Thanks for reading my blog JM.
I love the Warner Bros. cartoons, Ken -- especially Bugs and Daffy (there's just so much Road Runner I can take. It always felt, to me, like they were making the same short over and over) -- but, as I think you know, I'm also a total Disnoid. In fact, I'm having a sick day today -- nothing terrible, just a virus -- and I just got finished watching a terrific documentary about the revival of Disney Animation in the 80's called WAKING SLEEPING BEAUTY.ReplyDelete
I said it before, I'll say it again: I'd work with Mike in a heartbeat.
Wasn't there supposed to be a Captain America graphic novel by you guys after Mike left the monthly book? I seem to remember something in Marvel Age "magazine" along those lines.ReplyDelete
You're right, Jeff, there was. As I recall, the idea revolved around a recruit who was used in the Super Soldier experiment BEFORE Steve Rogers. The experiment went very badly and the recruit was locked away, all records expunged. Years later ("years later" being the early 80's, when we were going to do this project), the failed experiment was back, killing off the surviving members of the team that created Cap, with his final target being Cap himself. A great idea, now that I think about it. (In fact -- and, honestly, I never realized it before this moment -- the character of Savior 13 in THE LIFE AND TIMES OF SAVIOR 28 was clearly born out of this idea.)ReplyDelete
As for why that graphic novel never happened...I really don't know. I suspect that Mike and I just got busy with other projects and it fell by the wayside.
That would've been great to see- especially with Mike's art on original Graphic Novel size pages.ReplyDelete
By the way, the Back Issue interview you and Mike did last year regarding KLH was really interesting, especially your contrasting views on Kraven's suicide.
Dan Jurgens did a very enjoyable storyline in the 90s about a pre-Steve Rogers Captain America who went off the rails. Looks like you were ahead of the times again.ReplyDelete
I like the concept as it applies to both Cap and SAVIOR 28, because it illustrates the inherent decency that keeps both Steve and Jimmy from being swallowed alive by the masks they wear.
Thanks, Jeff. Feeling much better today...should be 100% by tomorrow.ReplyDelete
Well said, David.ReplyDelete
I'm sorry I never got to do the story with Zeck, but glad that it ended up in SAVIOR 28...which is clearly where the universe wanted it to be.
Just like it knew KLH wasn't a Wonder Man story! The universe has good judgment.ReplyDelete
Speaking of anti-Caps, my favorite Captain America storyline of all time is coming to TPB:
I agree, David: trusting the universe can be frustrating at times, but it really does know best.ReplyDelete
Aside from his formidable skills as a writer and editor, Mark Gruenwald was a wonderful guy. I'm very glad to have known him.
Found a copy today of House of Mystery #282 with a little story called "The Lady Killer Craves Blood", which I understand has a bit of significance to you...ReplyDelete

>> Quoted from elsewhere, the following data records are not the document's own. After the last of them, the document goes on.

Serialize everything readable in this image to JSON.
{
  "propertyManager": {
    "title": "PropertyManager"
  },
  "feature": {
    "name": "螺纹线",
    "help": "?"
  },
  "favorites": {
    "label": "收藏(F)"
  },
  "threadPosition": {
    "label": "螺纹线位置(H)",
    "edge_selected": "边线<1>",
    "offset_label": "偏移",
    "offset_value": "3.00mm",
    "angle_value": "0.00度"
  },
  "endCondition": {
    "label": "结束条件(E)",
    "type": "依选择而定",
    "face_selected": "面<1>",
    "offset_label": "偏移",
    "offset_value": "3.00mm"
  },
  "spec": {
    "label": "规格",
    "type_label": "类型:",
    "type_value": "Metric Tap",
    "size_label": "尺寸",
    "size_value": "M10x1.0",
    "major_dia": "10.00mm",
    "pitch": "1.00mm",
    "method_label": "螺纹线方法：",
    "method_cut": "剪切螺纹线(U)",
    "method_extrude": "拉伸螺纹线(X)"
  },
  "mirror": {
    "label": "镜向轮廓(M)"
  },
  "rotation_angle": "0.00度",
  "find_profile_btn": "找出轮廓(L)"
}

To say the least, Jeff! As I suspect you know. "Lady Killer..." was the first script I ever sold to DC. To Paul Levitz, to be precise.ReplyDelete
Strangely, just a few minutes ago, I was searching through some files, looking for an old contract, and came across the letter Paul wrote me in response to the first writing samples I submitted to him. As I've noted elsewhere, his comments were pretty blunt -- but, at the end, he added "Feel free to submit again." And I did...until I sold him the very story you found today.